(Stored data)
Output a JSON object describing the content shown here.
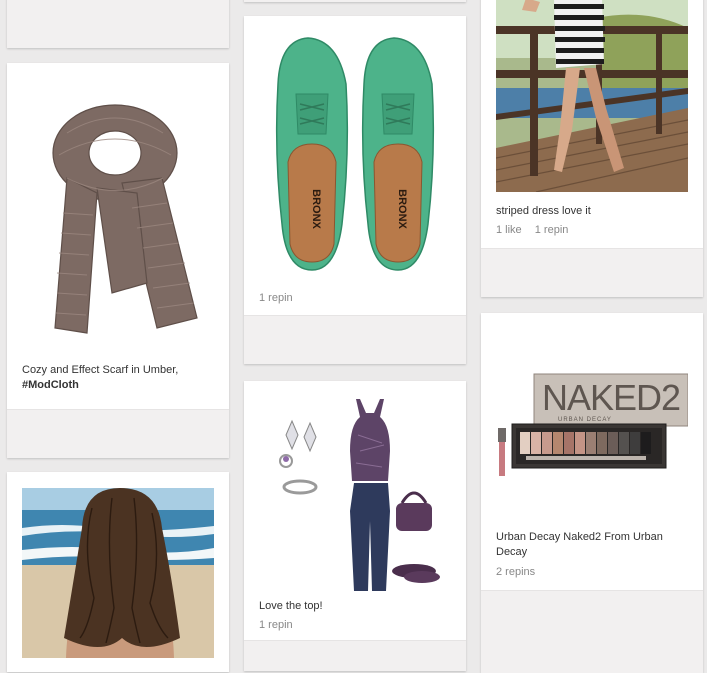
{
  "pins": [
    {
      "id": "scarf",
      "description": "Cozy and Effect Scarf in Umber,",
      "hashtag": "#ModCloth"
    },
    {
      "id": "shoes",
      "shoe_brand": "BRONX",
      "repins": "1 repin"
    },
    {
      "id": "dress",
      "description": "striped dress love it",
      "likes": "1 like",
      "repins": "1 repin"
    },
    {
      "id": "outfit",
      "description": "Love the top!",
      "repins": "1 repin"
    },
    {
      "id": "palette",
      "brand_big": "NAKED2",
      "brand_small": "URBAN DECAY",
      "description": "Urban Decay Naked2 From Urban Decay",
      "repins": "2 repins"
    },
    {
      "id": "hair"
    }
  ],
  "colors": {
    "page_bg": "#ebeaea",
    "card_bg": "#ffffff",
    "footer_bg": "#f2f0f0",
    "meta_text": "#888888"
  }
}
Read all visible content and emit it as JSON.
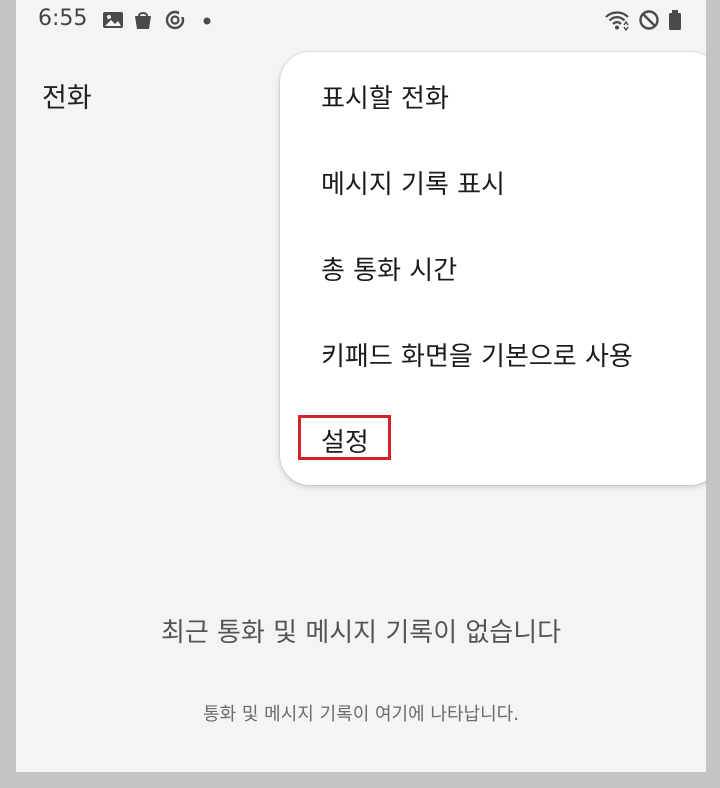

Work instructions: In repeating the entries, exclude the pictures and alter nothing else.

Exercise response:
Output a JSON object describing the content shown here.
{
  "pins": [
    {
      "id": "scarf",
      "description": "Cozy and Effect Scarf in Umber,",
      "hashtag": "#ModCloth"
    },
    {
      "id": "shoes",
      "shoe_brand": "BRONX",
      "repins": "1 repin"
    },
    {
      "id": "dress",
      "description": "striped dress love it",
      "likes": "1 like",
      "repins": "1 repin"
    },
    {
      "id": "outfit",
      "description": "Love the top!",
      "repins": "1 repin"
    },
    {
      "id": "palette",
      "brand_big": "NAKED2",
      "brand_small": "URBAN DECAY",
      "description": "Urban Decay Naked2 From Urban Decay",
      "repins": "2 repins"
    },
    {
      "id": "hair"
    }
  ],
  "colors": {
    "page_bg": "#ebeaea",
    "card_bg": "#ffffff",
    "footer_bg": "#f2f0f0",
    "meta_text": "#888888"
  }
}
Read all visible content and emit it as JSON.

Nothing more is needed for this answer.